- _YOUR ASSIGNMENT_
Which lines in the material below contain the word "Pink"? Copy each of them.

- _INPUT RECORDS_
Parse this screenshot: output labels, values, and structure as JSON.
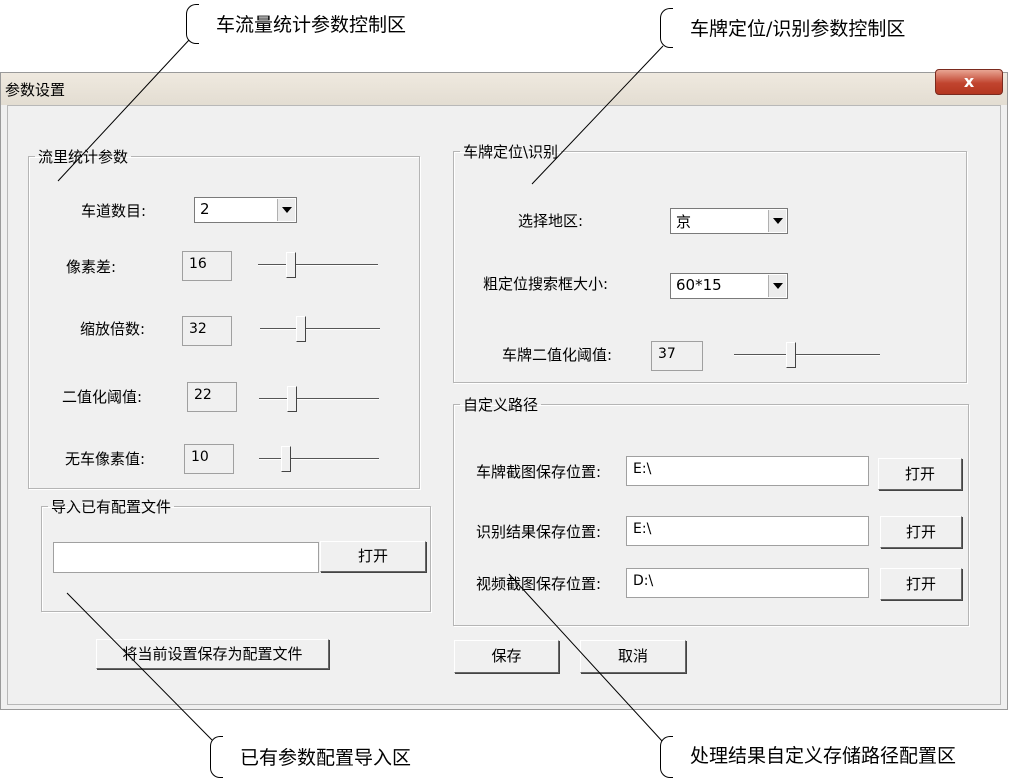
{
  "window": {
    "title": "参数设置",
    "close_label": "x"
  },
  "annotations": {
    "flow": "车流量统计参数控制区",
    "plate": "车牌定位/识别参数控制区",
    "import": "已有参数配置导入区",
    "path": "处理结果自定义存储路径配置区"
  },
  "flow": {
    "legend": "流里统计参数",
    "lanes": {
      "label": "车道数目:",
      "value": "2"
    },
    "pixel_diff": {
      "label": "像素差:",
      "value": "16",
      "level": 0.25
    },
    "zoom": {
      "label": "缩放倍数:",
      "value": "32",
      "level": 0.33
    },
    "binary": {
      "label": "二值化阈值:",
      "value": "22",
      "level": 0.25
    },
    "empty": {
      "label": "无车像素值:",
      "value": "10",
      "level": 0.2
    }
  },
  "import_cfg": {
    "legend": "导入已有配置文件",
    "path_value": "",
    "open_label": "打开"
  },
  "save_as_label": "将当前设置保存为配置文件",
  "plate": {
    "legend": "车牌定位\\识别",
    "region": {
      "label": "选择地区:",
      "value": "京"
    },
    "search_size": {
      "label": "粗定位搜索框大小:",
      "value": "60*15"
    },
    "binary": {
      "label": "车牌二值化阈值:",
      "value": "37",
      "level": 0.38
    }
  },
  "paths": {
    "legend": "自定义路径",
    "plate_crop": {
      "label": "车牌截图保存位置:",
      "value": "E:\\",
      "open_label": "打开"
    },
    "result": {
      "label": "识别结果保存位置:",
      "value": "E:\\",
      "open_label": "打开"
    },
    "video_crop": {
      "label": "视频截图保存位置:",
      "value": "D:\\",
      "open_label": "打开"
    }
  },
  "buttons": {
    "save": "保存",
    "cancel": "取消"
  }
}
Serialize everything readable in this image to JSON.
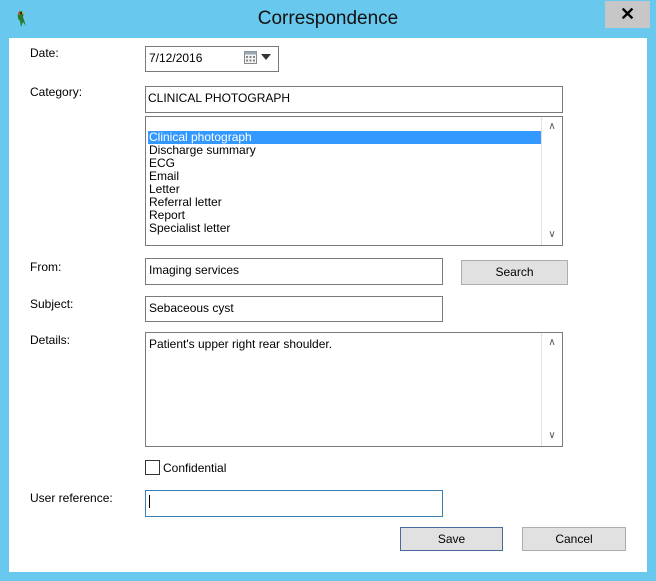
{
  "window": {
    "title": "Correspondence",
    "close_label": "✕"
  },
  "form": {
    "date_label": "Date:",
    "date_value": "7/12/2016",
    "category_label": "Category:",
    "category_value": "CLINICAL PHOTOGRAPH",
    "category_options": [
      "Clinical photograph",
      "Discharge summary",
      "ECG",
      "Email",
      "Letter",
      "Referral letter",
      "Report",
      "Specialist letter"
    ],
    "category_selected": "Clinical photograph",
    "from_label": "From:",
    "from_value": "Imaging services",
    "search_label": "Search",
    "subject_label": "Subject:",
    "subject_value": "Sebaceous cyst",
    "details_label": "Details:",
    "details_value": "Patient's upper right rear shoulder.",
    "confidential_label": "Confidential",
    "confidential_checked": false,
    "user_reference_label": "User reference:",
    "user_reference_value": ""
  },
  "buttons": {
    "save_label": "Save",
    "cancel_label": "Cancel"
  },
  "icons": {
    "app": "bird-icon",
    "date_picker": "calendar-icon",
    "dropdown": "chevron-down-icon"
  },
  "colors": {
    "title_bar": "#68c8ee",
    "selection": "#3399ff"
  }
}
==
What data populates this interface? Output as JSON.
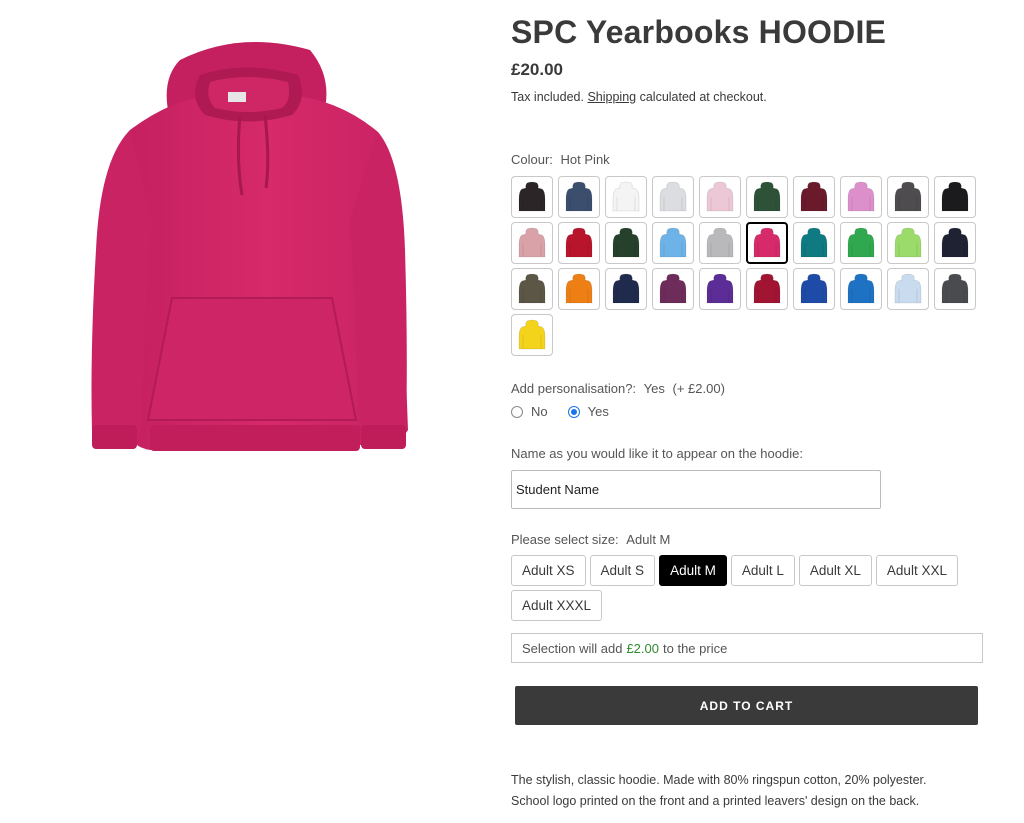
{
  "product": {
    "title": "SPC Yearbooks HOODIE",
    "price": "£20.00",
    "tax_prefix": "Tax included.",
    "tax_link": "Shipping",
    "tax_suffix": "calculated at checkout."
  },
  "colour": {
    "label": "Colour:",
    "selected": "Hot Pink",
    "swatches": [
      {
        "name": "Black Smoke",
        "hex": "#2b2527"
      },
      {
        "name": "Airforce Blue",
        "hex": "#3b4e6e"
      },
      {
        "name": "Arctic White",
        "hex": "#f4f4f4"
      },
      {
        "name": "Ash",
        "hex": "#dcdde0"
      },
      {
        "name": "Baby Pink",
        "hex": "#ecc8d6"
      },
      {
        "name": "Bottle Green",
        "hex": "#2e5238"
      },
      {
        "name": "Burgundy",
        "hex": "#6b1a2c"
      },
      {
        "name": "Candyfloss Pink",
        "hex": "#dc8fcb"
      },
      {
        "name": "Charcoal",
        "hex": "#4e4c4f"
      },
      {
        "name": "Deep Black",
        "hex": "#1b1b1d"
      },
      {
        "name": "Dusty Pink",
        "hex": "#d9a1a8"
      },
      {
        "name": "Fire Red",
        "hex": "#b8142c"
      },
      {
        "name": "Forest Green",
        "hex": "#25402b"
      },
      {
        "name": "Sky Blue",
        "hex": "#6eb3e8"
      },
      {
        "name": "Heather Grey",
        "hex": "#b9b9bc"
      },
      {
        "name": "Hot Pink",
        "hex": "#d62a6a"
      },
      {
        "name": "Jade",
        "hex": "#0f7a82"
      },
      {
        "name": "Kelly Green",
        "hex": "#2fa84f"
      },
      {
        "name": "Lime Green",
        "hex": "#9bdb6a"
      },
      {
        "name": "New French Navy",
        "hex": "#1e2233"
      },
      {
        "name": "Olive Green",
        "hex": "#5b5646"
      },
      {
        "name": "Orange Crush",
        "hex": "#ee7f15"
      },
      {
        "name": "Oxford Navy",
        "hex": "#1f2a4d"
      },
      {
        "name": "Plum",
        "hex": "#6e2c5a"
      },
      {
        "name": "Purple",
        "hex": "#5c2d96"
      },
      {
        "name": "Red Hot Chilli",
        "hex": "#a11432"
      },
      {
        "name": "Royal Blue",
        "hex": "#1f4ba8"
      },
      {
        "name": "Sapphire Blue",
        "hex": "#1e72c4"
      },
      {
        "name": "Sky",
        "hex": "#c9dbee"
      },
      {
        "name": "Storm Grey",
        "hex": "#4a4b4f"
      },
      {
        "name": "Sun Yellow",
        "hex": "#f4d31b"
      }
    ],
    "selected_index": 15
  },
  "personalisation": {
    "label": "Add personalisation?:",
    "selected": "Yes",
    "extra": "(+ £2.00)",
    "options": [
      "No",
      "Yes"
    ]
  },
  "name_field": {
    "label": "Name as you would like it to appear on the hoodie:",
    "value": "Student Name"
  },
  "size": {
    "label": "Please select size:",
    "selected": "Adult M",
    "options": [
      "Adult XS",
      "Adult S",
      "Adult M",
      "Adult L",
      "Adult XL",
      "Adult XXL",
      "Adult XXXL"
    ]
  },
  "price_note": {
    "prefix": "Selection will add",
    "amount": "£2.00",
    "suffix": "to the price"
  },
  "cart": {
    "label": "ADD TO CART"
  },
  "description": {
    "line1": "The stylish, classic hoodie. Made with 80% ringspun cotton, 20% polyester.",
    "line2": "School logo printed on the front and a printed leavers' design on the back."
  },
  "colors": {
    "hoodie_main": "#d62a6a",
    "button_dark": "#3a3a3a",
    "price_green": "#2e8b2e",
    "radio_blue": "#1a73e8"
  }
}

- _OUTPUT OF THE EXERCISE_
    "selected": "Hot Pink",
        "name": "Baby Pink",
        "name": "Candyfloss Pink",
        "name": "Dusty Pink",
        "name": "Hot Pink",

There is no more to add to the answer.